• **What is required**: For the entries below, report the number of lines where the string "FINAL" appears, and only that number.

Start of Task data

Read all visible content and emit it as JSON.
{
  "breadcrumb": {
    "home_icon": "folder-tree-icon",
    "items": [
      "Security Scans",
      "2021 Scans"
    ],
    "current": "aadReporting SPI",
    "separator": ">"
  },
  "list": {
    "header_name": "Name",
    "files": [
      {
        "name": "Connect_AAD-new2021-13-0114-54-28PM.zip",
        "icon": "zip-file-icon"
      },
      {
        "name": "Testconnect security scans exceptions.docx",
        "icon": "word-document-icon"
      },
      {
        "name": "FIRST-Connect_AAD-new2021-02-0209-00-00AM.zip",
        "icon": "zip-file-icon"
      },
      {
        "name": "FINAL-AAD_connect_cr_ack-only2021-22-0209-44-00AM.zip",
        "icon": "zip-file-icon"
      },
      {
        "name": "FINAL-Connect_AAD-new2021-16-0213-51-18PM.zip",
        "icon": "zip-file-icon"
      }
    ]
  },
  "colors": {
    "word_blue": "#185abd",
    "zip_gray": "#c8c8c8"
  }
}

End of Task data

• **Response area**: 2